[Web page and app entries]
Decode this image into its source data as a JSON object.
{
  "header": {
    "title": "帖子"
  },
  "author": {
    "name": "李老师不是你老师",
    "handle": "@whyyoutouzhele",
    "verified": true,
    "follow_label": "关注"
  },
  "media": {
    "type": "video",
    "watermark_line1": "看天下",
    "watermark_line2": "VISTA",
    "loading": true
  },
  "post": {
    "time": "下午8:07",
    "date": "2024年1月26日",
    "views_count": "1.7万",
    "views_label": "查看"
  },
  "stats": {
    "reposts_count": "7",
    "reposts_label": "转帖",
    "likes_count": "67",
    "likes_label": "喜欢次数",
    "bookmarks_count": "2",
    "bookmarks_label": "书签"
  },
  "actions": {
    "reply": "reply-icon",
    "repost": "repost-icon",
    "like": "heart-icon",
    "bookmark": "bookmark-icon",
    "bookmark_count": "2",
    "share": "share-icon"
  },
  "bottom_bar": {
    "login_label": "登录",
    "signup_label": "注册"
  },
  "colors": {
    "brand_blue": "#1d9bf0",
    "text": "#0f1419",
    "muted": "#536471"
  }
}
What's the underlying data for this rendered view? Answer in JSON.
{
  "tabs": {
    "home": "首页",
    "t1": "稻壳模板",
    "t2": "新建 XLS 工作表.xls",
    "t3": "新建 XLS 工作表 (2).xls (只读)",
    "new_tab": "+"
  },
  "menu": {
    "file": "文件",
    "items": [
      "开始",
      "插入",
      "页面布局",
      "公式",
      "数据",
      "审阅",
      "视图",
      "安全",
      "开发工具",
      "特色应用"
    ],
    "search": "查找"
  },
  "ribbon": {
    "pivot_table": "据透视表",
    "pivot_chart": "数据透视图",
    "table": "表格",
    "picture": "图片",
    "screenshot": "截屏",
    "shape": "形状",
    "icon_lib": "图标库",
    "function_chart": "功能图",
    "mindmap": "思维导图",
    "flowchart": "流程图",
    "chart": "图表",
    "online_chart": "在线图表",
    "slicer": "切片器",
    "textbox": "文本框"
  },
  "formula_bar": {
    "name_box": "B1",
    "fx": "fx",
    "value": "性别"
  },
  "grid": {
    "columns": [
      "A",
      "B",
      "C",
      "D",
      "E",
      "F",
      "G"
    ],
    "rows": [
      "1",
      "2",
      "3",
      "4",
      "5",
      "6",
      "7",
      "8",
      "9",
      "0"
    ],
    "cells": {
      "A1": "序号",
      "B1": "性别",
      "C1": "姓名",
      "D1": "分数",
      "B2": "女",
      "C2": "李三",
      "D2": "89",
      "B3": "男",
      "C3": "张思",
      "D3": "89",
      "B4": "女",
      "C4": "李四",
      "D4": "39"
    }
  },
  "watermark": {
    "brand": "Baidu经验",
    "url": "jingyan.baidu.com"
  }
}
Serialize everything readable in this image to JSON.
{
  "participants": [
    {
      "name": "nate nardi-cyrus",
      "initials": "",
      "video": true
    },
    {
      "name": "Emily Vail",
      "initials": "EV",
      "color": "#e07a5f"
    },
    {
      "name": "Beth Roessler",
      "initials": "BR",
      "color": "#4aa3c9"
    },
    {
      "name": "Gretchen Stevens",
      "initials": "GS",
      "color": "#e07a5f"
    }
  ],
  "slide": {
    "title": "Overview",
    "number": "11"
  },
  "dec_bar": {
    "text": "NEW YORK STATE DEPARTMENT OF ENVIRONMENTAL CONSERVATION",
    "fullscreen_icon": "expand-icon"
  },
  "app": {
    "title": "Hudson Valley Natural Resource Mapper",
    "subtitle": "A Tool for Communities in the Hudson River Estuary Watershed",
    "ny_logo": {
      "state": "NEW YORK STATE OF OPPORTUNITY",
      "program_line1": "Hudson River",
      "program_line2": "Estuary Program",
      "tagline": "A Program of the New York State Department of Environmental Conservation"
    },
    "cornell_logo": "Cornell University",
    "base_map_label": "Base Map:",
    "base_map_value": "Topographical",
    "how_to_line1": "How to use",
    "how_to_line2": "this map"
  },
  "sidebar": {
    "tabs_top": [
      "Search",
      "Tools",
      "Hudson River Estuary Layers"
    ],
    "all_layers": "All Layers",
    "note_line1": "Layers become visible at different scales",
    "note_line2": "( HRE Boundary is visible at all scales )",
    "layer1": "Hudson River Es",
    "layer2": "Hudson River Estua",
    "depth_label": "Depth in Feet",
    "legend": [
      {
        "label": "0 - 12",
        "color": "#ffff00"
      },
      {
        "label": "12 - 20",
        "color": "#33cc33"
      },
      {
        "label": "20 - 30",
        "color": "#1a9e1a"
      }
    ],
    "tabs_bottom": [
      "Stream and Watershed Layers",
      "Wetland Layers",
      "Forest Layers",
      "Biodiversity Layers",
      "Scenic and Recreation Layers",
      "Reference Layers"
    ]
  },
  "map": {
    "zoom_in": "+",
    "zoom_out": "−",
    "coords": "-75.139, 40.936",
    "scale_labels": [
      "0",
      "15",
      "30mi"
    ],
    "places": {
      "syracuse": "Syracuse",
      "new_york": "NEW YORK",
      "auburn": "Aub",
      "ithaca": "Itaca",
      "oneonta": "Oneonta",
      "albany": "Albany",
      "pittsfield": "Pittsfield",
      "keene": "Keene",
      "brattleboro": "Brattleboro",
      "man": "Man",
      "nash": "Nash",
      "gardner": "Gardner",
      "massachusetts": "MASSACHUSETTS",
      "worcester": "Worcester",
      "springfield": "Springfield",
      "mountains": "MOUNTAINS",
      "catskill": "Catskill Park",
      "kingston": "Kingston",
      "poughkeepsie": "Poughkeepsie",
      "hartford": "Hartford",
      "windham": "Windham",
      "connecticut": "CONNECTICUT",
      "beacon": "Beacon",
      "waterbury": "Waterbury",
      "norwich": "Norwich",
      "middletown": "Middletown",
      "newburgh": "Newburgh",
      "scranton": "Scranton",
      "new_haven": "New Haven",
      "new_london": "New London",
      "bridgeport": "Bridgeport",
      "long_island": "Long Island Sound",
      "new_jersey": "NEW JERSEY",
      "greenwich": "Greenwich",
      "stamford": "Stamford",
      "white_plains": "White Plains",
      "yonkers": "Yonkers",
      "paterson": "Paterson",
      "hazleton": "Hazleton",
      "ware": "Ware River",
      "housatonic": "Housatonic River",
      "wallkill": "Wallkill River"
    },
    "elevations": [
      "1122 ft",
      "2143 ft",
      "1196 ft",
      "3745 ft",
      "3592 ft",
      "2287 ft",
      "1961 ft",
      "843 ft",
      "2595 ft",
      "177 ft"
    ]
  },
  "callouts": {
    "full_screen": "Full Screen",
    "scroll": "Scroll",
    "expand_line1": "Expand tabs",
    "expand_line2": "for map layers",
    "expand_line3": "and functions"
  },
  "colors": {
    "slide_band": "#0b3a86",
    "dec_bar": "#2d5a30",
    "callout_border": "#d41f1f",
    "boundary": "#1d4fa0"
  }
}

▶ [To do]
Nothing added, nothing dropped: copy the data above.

▶ [Exercise answer]
Decode this image into its source data as a JSON object.
{
  "header": {
    "title": "帖子"
  },
  "author": {
    "name": "李老师不是你老师",
    "handle": "@whyyoutouzhele",
    "verified": true,
    "follow_label": "关注"
  },
  "media": {
    "type": "video",
    "watermark_line1": "看天下",
    "watermark_line2": "VISTA",
    "loading": true
  },
  "post": {
    "time": "下午8:07",
    "date": "2024年1月26日",
    "views_count": "1.7万",
    "views_label": "查看"
  },
  "stats": {
    "reposts_count": "7",
    "reposts_label": "转帖",
    "likes_count": "67",
    "likes_label": "喜欢次数",
    "bookmarks_count": "2",
    "bookmarks_label": "书签"
  },
  "actions": {
    "reply": "reply-icon",
    "repost": "repost-icon",
    "like": "heart-icon",
    "bookmark": "bookmark-icon",
    "bookmark_count": "2",
    "share": "share-icon"
  },
  "bottom_bar": {
    "login_label": "登录",
    "signup_label": "注册"
  },
  "colors": {
    "brand_blue": "#1d9bf0",
    "text": "#0f1419",
    "muted": "#536471"
  }
}
What's the underlying data for this rendered view? Answer in JSON.
{
  "tabs": {
    "home": "首页",
    "t1": "稻壳模板",
    "t2": "新建 XLS 工作表.xls",
    "t3": "新建 XLS 工作表 (2).xls (只读)",
    "new_tab": "+"
  },
  "menu": {
    "file": "文件",
    "items": [
      "开始",
      "插入",
      "页面布局",
      "公式",
      "数据",
      "审阅",
      "视图",
      "安全",
      "开发工具",
      "特色应用"
    ],
    "search": "查找"
  },
  "ribbon": {
    "pivot_table": "据透视表",
    "pivot_chart": "数据透视图",
    "table": "表格",
    "picture": "图片",
    "screenshot": "截屏",
    "shape": "形状",
    "icon_lib": "图标库",
    "function_chart": "功能图",
    "mindmap": "思维导图",
    "flowchart": "流程图",
    "chart": "图表",
    "online_chart": "在线图表",
    "slicer": "切片器",
    "textbox": "文本框"
  },
  "formula_bar": {
    "name_box": "B1",
    "fx": "fx",
    "value": "性别"
  },
  "grid": {
    "columns": [
      "A",
      "B",
      "C",
      "D",
      "E",
      "F",
      "G"
    ],
    "rows": [
      "1",
      "2",
      "3",
      "4",
      "5",
      "6",
      "7",
      "8",
      "9",
      "0"
    ],
    "cells": {
      "A1": "序号",
      "B1": "性别",
      "C1": "姓名",
      "D1": "分数",
      "B2": "女",
      "C2": "李三",
      "D2": "89",
      "B3": "男",
      "C3": "张思",
      "D3": "89",
      "B4": "女",
      "C4": "李四",
      "D4": "39"
    }
  },
  "watermark": {
    "brand": "Baidu经验",
    "url": "jingyan.baidu.com"
  }
}
Serialize everything readable in this image to JSON.
{
  "participants": [
    {
      "name": "nate nardi-cyrus",
      "initials": "",
      "video": true
    },
    {
      "name": "Emily Vail",
      "initials": "EV",
      "color": "#e07a5f"
    },
    {
      "name": "Beth Roessler",
      "initials": "BR",
      "color": "#4aa3c9"
    },
    {
      "name": "Gretchen Stevens",
      "initials": "GS",
      "color": "#e07a5f"
    }
  ],
  "slide": {
    "title": "Overview",
    "number": "11"
  },
  "dec_bar": {
    "text": "NEW YORK STATE DEPARTMENT OF ENVIRONMENTAL CONSERVATION",
    "fullscreen_icon": "expand-icon"
  },
  "app": {
    "title": "Hudson Valley Natural Resource Mapper",
    "subtitle": "A Tool for Communities in the Hudson River Estuary Watershed",
    "ny_logo": {
      "state": "NEW YORK STATE OF OPPORTUNITY",
      "program_line1": "Hudson River",
      "program_line2": "Estuary Program",
      "tagline": "A Program of the New York State Department of Environmental Conservation"
    },
    "cornell_logo": "Cornell University",
    "base_map_label": "Base Map:",
    "base_map_value": "Topographical",
    "how_to_line1": "How to use",
    "how_to_line2": "this map"
  },
  "sidebar": {
    "tabs_top": [
      "Search",
      "Tools",
      "Hudson River Estuary Layers"
    ],
    "all_layers": "All Layers",
    "note_line1": "Layers become visible at different scales",
    "note_line2": "( HRE Boundary is visible at all scales )",
    "layer1": "Hudson River Es",
    "layer2": "Hudson River Estua",
    "depth_label": "Depth in Feet",
    "legend": [
      {
        "label": "0 - 12",
        "color": "#ffff00"
      },
      {
        "label": "12 - 20",
        "color": "#33cc33"
      },
      {
        "label": "20 - 30",
        "color": "#1a9e1a"
      }
    ],
    "tabs_bottom": [
      "Stream and Watershed Layers",
      "Wetland Layers",
      "Forest Layers",
      "Biodiversity Layers",
      "Scenic and Recreation Layers",
      "Reference Layers"
    ]
  },
  "map": {
    "zoom_in": "+",
    "zoom_out": "−",
    "coords": "-75.139, 40.936",
    "scale_labels": [
      "0",
      "15",
      "30mi"
    ],
    "places": {
      "syracuse": "Syracuse",
      "new_york": "NEW YORK",
      "auburn": "Aub",
      "ithaca": "Itaca",
      "oneonta": "Oneonta",
      "albany": "Albany",
      "pittsfield": "Pittsfield",
      "keene": "Keene",
      "brattleboro": "Brattleboro",
      "man": "Man",
      "nash": "Nash",
      "gardner": "Gardner",
      "massachusetts": "MASSACHUSETTS",
      "worcester": "Worcester",
      "springfield": "Springfield",
      "mountains": "MOUNTAINS",
      "catskill": "Catskill Park",
      "kingston": "Kingston",
      "poughkeepsie": "Poughkeepsie",
      "hartford": "Hartford",
      "windham": "Windham",
      "connecticut": "CONNECTICUT",
      "beacon": "Beacon",
      "waterbury": "Waterbury",
      "norwich": "Norwich",
      "middletown": "Middletown",
      "newburgh": "Newburgh",
      "scranton": "Scranton",
      "new_haven": "New Haven",
      "new_london": "New London",
      "bridgeport": "Bridgeport",
      "long_island": "Long Island Sound",
      "new_jersey": "NEW JERSEY",
      "greenwich": "Greenwich",
      "stamford": "Stamford",
      "white_plains": "White Plains",
      "yonkers": "Yonkers",
      "paterson": "Paterson",
      "hazleton": "Hazleton",
      "ware": "Ware River",
      "housatonic": "Housatonic River",
      "wallkill": "Wallkill River"
    },
    "elevations": [
      "1122 ft",
      "2143 ft",
      "1196 ft",
      "3745 ft",
      "3592 ft",
      "2287 ft",
      "1961 ft",
      "843 ft",
      "2595 ft",
      "177 ft"
    ]
  },
  "callouts": {
    "full_screen": "Full Screen",
    "scroll": "Scroll",
    "expand_line1": "Expand tabs",
    "expand_line2": "for map layers",
    "expand_line3": "and functions"
  },
  "colors": {
    "slide_band": "#0b3a86",
    "dec_bar": "#2d5a30",
    "callout_border": "#d41f1f",
    "boundary": "#1d4fa0"
  }
}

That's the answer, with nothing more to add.